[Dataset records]
━━━━━━━━
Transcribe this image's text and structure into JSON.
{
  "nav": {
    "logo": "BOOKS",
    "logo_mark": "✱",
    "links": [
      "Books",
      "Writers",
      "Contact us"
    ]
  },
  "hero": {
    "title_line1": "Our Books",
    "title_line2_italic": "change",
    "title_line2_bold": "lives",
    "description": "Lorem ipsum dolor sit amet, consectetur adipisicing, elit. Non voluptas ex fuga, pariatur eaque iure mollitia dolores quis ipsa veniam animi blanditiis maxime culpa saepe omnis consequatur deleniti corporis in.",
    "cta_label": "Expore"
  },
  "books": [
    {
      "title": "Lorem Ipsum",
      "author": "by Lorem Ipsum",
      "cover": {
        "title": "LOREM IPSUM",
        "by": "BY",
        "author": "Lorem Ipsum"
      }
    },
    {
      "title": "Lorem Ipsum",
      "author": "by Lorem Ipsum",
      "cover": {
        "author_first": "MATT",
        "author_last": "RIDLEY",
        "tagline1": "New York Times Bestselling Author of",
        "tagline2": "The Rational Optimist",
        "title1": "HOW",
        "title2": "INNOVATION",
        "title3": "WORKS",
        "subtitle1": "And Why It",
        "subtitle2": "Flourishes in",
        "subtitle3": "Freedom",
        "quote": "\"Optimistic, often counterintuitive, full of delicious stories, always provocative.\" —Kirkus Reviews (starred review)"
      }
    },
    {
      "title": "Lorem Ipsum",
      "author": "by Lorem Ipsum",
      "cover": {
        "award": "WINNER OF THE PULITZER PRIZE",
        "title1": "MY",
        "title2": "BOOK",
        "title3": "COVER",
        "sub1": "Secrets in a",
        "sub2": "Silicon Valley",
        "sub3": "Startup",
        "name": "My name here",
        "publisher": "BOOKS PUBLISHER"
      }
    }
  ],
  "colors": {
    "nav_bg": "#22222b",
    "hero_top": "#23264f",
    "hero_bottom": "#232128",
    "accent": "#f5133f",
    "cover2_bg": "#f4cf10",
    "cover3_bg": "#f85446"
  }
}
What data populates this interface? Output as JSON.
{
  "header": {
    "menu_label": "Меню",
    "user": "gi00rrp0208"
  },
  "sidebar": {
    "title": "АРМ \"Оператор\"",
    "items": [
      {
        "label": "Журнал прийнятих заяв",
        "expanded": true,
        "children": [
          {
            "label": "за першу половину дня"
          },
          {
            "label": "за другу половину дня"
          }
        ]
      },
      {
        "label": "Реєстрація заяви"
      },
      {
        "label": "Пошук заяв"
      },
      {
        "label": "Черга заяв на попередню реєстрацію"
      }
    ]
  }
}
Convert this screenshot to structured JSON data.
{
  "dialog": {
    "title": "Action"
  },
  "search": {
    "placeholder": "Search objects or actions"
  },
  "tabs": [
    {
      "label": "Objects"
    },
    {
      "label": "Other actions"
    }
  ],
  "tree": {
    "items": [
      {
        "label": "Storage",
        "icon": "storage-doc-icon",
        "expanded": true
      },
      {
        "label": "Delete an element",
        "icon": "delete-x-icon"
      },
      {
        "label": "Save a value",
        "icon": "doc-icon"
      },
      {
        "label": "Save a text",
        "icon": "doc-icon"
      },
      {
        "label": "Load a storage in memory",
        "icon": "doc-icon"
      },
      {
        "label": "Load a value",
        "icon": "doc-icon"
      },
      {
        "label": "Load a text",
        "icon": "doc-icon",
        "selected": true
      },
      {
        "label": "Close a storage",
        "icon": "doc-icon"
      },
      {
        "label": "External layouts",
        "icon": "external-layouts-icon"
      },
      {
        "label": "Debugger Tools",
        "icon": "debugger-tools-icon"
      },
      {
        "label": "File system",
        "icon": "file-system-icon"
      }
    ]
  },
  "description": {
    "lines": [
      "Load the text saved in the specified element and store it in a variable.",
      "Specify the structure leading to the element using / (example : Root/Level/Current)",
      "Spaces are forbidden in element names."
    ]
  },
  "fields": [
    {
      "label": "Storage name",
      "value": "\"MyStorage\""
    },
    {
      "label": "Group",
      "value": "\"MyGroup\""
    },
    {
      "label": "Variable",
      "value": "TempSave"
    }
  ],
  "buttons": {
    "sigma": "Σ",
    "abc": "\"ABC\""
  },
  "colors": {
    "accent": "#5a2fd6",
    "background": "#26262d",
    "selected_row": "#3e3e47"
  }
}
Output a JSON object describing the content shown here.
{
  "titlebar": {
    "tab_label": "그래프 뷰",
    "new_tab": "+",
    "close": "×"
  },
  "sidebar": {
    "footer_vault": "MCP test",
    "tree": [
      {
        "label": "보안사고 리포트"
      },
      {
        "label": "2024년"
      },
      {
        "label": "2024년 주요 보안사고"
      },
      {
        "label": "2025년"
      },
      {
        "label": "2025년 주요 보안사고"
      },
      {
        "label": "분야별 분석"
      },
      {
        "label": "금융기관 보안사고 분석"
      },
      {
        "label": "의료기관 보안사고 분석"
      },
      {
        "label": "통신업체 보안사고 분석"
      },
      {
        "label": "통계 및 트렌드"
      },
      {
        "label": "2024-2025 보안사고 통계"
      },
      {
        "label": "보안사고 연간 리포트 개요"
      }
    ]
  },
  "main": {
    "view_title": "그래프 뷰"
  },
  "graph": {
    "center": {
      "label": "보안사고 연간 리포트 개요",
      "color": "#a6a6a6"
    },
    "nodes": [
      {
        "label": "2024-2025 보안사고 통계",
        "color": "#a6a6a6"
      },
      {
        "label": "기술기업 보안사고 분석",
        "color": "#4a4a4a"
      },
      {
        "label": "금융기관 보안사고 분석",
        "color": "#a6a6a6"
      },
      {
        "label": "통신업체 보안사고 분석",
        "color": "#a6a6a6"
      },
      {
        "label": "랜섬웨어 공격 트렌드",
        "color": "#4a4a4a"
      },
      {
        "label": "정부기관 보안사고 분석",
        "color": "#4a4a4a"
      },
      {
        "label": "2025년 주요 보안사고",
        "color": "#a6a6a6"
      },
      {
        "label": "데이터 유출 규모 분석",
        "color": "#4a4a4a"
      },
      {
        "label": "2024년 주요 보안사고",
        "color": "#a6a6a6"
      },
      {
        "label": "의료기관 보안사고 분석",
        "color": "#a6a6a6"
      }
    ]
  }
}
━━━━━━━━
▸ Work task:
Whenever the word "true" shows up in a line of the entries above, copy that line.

▸ Your solution:
        "expanded": true,
        "expanded": true
        "selected": true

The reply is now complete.